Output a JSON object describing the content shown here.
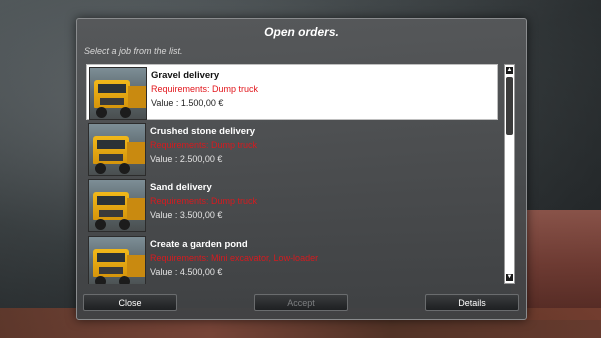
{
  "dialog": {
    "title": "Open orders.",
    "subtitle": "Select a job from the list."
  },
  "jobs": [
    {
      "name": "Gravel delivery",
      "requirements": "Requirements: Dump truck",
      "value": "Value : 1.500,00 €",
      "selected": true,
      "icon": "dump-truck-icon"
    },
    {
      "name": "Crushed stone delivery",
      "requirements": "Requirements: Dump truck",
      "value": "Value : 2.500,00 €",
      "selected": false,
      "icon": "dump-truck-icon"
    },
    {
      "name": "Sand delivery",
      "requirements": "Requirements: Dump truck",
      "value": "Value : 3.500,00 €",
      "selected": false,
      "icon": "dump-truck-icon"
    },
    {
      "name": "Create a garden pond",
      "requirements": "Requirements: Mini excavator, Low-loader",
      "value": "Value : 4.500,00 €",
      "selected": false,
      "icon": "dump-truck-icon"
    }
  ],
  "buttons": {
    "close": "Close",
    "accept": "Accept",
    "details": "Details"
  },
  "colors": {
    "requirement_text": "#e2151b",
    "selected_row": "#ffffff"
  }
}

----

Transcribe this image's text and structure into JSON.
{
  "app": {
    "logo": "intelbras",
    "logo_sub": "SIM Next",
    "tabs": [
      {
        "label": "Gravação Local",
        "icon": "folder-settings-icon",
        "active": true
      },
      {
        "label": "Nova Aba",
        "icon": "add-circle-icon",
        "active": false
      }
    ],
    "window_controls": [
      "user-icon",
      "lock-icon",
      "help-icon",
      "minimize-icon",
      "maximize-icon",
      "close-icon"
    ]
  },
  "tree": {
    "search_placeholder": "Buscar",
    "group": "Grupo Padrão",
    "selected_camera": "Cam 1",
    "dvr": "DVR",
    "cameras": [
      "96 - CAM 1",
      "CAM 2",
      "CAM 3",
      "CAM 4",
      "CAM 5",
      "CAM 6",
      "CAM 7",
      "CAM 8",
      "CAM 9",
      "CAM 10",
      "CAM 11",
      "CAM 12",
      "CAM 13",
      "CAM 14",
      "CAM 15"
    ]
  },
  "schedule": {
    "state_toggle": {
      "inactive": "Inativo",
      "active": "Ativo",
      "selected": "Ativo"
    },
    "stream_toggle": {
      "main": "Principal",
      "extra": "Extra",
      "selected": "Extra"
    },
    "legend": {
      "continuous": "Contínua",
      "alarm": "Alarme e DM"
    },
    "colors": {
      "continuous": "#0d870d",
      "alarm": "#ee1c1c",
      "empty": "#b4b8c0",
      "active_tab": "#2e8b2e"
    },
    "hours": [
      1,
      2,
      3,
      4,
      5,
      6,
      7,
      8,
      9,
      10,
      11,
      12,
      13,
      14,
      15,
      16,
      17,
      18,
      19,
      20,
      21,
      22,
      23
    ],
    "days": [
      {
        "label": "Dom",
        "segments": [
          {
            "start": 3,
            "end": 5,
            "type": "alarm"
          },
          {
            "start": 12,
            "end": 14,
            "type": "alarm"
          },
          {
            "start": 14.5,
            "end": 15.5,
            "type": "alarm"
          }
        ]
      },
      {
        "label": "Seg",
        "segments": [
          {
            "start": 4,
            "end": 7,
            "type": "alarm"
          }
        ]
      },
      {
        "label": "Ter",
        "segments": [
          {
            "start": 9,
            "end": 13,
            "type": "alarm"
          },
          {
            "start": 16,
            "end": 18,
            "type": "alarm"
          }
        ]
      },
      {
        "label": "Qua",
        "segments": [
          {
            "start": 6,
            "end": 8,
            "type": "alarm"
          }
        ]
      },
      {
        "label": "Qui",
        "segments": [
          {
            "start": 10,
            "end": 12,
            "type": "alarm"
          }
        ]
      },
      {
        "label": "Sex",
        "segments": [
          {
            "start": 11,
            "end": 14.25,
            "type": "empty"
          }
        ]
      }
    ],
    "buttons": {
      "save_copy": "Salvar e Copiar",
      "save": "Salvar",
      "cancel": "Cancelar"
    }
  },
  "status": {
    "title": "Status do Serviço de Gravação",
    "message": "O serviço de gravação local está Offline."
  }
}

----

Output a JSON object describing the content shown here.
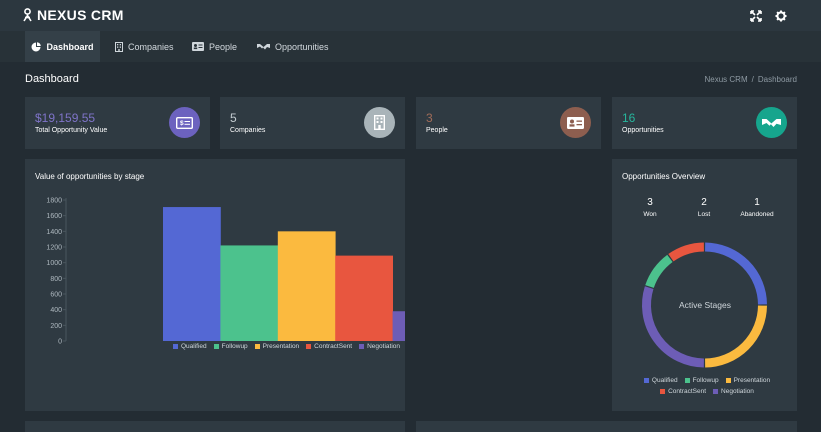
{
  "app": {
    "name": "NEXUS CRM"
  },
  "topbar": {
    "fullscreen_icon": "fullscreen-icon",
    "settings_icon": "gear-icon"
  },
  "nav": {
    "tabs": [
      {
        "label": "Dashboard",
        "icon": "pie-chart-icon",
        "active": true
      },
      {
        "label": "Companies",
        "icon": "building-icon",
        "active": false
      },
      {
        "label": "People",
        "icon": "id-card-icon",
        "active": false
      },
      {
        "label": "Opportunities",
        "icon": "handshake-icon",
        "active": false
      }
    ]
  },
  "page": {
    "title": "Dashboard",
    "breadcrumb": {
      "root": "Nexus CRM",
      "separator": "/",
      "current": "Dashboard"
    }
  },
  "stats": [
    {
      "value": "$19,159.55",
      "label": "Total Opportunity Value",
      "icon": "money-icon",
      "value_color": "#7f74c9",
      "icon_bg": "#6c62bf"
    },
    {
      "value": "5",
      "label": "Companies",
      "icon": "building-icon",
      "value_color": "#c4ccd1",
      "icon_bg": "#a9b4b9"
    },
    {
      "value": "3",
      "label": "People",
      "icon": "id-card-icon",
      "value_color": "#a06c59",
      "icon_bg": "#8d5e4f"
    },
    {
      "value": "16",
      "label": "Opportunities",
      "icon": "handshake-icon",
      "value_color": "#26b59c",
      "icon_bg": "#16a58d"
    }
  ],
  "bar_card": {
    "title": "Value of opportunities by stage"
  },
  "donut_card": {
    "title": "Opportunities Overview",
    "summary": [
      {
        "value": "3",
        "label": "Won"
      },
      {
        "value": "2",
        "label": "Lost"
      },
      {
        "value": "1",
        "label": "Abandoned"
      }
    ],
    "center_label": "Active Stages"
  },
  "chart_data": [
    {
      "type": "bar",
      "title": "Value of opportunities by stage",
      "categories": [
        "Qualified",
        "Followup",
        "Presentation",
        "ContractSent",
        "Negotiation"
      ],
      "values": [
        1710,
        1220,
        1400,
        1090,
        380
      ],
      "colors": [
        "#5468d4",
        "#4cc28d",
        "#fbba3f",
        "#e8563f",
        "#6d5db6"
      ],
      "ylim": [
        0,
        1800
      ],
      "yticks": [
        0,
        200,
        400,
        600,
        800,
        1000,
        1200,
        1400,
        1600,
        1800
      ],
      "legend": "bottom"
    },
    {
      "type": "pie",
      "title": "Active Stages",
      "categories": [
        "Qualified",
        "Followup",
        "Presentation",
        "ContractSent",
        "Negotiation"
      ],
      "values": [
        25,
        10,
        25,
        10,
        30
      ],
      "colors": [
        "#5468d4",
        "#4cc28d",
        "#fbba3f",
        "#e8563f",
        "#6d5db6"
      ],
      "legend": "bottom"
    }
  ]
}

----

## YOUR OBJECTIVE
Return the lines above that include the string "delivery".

## RESULT
      "name": "Gravel delivery",
      "name": "Crushed stone delivery",
      "name": "Sand delivery",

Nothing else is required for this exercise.